**The problem:** The required result is each line of the entries below containing the string "right".

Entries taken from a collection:

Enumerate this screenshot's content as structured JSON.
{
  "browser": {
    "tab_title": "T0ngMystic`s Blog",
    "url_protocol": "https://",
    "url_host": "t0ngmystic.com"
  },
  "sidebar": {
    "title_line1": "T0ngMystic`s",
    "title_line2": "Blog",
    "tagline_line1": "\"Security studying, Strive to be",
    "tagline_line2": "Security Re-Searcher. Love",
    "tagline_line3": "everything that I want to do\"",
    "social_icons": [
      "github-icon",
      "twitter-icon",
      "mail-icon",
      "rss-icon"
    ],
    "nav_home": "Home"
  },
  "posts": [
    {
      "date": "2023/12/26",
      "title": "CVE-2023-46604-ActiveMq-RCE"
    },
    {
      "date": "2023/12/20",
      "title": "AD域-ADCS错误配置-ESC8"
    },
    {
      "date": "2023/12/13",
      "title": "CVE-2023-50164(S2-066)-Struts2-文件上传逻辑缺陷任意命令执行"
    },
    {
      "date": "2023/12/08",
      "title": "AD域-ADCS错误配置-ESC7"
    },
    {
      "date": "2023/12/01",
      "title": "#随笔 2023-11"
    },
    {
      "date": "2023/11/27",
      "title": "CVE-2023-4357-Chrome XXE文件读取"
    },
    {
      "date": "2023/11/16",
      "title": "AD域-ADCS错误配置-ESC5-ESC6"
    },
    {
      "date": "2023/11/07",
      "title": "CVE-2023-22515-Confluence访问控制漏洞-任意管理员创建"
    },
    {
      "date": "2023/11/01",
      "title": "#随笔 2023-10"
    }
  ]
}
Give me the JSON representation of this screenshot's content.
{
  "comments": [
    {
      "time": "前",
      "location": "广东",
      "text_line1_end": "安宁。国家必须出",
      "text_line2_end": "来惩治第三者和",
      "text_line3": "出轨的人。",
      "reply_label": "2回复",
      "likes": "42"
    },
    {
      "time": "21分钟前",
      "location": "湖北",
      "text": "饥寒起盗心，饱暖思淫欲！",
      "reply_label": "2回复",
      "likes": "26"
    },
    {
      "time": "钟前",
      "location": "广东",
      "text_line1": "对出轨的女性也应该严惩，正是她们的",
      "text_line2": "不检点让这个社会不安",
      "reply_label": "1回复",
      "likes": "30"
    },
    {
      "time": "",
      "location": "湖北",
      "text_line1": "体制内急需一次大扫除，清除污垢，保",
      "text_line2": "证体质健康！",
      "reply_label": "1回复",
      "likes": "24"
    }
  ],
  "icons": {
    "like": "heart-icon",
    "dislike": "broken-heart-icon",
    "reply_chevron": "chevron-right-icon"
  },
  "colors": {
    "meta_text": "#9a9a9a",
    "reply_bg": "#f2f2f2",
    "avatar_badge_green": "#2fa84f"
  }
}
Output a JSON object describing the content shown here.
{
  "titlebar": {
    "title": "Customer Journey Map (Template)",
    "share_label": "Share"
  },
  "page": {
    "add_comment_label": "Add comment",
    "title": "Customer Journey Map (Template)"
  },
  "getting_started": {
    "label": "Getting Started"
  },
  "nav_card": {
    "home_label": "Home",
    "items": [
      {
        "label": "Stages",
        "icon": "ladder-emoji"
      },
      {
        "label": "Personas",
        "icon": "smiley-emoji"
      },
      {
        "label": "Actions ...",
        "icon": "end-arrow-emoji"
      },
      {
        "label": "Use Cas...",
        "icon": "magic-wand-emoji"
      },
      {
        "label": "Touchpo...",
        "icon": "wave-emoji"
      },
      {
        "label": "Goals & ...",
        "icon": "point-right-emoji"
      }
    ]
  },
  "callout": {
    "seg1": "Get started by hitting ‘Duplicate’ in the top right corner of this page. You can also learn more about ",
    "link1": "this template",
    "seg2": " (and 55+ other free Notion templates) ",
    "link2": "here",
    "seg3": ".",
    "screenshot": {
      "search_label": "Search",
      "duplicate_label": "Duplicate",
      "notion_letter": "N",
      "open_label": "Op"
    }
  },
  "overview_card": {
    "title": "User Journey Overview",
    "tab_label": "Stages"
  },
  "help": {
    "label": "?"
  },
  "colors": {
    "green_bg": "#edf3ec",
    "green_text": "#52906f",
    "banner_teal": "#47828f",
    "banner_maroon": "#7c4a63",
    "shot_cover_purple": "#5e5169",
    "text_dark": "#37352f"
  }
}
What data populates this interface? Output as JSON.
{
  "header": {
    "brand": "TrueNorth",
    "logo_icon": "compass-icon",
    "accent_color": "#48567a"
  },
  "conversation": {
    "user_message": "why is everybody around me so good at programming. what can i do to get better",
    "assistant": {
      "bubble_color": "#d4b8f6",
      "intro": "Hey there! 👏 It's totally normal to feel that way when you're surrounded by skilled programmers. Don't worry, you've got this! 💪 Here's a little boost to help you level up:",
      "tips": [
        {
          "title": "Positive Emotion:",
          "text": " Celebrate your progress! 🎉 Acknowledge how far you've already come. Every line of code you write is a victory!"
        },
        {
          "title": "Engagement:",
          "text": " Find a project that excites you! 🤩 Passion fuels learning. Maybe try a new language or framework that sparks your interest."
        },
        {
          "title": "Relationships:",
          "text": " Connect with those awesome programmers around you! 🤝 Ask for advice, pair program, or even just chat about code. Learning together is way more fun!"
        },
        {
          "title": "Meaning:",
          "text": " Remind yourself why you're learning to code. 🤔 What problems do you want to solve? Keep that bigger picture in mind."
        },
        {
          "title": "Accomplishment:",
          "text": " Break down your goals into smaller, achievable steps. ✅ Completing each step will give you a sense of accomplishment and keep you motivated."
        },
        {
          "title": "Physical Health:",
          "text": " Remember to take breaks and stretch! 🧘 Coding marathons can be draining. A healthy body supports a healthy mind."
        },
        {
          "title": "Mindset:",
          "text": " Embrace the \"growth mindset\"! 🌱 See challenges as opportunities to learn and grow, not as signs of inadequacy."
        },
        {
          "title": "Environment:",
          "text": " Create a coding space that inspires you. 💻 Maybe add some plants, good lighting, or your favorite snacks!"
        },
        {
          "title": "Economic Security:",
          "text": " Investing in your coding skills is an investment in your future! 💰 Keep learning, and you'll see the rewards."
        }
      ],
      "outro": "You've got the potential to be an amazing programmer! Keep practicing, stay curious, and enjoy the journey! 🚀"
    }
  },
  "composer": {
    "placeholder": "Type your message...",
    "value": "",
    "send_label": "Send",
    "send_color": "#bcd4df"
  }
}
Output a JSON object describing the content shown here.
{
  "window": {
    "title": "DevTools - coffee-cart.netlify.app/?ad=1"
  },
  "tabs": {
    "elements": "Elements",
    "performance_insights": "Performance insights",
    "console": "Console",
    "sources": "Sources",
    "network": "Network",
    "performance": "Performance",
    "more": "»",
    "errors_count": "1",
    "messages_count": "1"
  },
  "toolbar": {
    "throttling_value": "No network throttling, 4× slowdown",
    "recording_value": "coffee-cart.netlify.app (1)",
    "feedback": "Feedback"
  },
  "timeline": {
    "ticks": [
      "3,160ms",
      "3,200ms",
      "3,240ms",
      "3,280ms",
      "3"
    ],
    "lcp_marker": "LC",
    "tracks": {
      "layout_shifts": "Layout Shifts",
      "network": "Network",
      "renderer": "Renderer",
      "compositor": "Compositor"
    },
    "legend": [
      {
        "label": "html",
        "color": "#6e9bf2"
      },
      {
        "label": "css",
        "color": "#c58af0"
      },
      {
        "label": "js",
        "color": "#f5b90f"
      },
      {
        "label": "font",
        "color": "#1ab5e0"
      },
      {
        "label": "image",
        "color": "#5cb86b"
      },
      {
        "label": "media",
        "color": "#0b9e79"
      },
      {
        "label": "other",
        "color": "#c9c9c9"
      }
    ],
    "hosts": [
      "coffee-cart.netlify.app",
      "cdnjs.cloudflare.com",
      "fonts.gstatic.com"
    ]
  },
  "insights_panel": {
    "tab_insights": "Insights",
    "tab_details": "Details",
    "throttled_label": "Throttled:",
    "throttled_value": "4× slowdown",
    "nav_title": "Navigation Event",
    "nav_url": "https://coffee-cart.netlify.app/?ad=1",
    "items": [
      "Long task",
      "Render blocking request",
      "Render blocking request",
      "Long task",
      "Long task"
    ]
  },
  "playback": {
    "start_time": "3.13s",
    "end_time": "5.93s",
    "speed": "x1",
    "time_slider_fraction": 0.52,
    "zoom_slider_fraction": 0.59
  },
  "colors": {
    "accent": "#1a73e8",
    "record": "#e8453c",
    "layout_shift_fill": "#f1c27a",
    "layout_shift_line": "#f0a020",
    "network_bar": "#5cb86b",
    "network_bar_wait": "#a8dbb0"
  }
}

**Task output:**
    "reply_chevron": "chevron-right-icon"
        "icon": "point-right-emoji"
    "seg1": "Get started by hitting ‘Duplicate’ in the top right corner of this page. You can also learn more about ",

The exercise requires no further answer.